▸ **Goal of the exercise**
Given the entries below, copy each of them out exactly.

▸ **Task data**
□ □ □ □

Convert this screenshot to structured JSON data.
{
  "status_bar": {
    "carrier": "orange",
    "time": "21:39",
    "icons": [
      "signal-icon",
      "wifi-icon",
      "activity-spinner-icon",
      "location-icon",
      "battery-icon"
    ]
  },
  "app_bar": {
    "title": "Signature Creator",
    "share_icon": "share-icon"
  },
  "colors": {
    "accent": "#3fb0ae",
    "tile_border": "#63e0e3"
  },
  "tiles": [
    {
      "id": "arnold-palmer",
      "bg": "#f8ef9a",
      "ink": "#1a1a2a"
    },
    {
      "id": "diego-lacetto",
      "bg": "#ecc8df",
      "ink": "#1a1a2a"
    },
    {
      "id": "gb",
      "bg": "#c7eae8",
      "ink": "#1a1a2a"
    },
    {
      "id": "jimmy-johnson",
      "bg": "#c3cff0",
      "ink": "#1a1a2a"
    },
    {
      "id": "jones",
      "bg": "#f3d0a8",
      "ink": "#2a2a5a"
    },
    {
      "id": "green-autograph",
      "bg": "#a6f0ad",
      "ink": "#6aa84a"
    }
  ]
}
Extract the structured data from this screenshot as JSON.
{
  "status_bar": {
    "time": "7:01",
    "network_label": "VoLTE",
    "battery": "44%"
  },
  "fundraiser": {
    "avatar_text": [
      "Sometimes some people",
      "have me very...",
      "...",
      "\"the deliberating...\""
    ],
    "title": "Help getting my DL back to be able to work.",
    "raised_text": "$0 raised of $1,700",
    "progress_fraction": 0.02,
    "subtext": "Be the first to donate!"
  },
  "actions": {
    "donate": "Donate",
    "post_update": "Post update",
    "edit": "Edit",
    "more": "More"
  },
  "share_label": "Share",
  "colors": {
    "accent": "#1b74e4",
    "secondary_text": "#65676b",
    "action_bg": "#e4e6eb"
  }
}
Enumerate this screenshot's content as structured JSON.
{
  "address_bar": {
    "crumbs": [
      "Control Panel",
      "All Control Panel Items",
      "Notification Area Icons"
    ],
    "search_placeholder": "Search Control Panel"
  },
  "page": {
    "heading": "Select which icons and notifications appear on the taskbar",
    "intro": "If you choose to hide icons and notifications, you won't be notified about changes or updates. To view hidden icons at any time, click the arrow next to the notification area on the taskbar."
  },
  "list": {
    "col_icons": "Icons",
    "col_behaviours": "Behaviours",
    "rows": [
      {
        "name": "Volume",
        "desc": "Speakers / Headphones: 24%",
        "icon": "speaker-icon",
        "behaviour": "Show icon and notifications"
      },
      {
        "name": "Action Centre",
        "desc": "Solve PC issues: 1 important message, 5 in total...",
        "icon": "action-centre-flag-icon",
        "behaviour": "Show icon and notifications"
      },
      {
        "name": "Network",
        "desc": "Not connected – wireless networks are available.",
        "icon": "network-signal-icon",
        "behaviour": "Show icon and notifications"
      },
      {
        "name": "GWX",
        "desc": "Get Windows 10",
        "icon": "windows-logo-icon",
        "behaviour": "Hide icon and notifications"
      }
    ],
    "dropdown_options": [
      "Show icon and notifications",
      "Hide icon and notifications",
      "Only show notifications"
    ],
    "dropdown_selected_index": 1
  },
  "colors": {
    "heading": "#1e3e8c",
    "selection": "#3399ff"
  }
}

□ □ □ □

▸ **Expected output**
Convert this screenshot to structured JSON data.
{
  "status_bar": {
    "carrier": "orange",
    "time": "21:39",
    "icons": [
      "signal-icon",
      "wifi-icon",
      "activity-spinner-icon",
      "location-icon",
      "battery-icon"
    ]
  },
  "app_bar": {
    "title": "Signature Creator",
    "share_icon": "share-icon"
  },
  "colors": {
    "accent": "#3fb0ae",
    "tile_border": "#63e0e3"
  },
  "tiles": [
    {
      "id": "arnold-palmer",
      "bg": "#f8ef9a",
      "ink": "#1a1a2a"
    },
    {
      "id": "diego-lacetto",
      "bg": "#ecc8df",
      "ink": "#1a1a2a"
    },
    {
      "id": "gb",
      "bg": "#c7eae8",
      "ink": "#1a1a2a"
    },
    {
      "id": "jimmy-johnson",
      "bg": "#c3cff0",
      "ink": "#1a1a2a"
    },
    {
      "id": "jones",
      "bg": "#f3d0a8",
      "ink": "#2a2a5a"
    },
    {
      "id": "green-autograph",
      "bg": "#a6f0ad",
      "ink": "#6aa84a"
    }
  ]
}
Extract the structured data from this screenshot as JSON.
{
  "status_bar": {
    "time": "7:01",
    "network_label": "VoLTE",
    "battery": "44%"
  },
  "fundraiser": {
    "avatar_text": [
      "Sometimes some people",
      "have me very...",
      "...",
      "\"the deliberating...\""
    ],
    "title": "Help getting my DL back to be able to work.",
    "raised_text": "$0 raised of $1,700",
    "progress_fraction": 0.02,
    "subtext": "Be the first to donate!"
  },
  "actions": {
    "donate": "Donate",
    "post_update": "Post update",
    "edit": "Edit",
    "more": "More"
  },
  "share_label": "Share",
  "colors": {
    "accent": "#1b74e4",
    "secondary_text": "#65676b",
    "action_bg": "#e4e6eb"
  }
}
Enumerate this screenshot's content as structured JSON.
{
  "address_bar": {
    "crumbs": [
      "Control Panel",
      "All Control Panel Items",
      "Notification Area Icons"
    ],
    "search_placeholder": "Search Control Panel"
  },
  "page": {
    "heading": "Select which icons and notifications appear on the taskbar",
    "intro": "If you choose to hide icons and notifications, you won't be notified about changes or updates. To view hidden icons at any time, click the arrow next to the notification area on the taskbar."
  },
  "list": {
    "col_icons": "Icons",
    "col_behaviours": "Behaviours",
    "rows": [
      {
        "name": "Volume",
        "desc": "Speakers / Headphones: 24%",
        "icon": "speaker-icon",
        "behaviour": "Show icon and notifications"
      },
      {
        "name": "Action Centre",
        "desc": "Solve PC issues: 1 important message, 5 in total...",
        "icon": "action-centre-flag-icon",
        "behaviour": "Show icon and notifications"
      },
      {
        "name": "Network",
        "desc": "Not connected – wireless networks are available.",
        "icon": "network-signal-icon",
        "behaviour": "Show icon and notifications"
      },
      {
        "name": "GWX",
        "desc": "Get Windows 10",
        "icon": "windows-logo-icon",
        "behaviour": "Hide icon and notifications"
      }
    ],
    "dropdown_options": [
      "Show icon and notifications",
      "Hide icon and notifications",
      "Only show notifications"
    ],
    "dropdown_selected_index": 1
  },
  "colors": {
    "heading": "#1e3e8c",
    "selection": "#3399ff"
  }
}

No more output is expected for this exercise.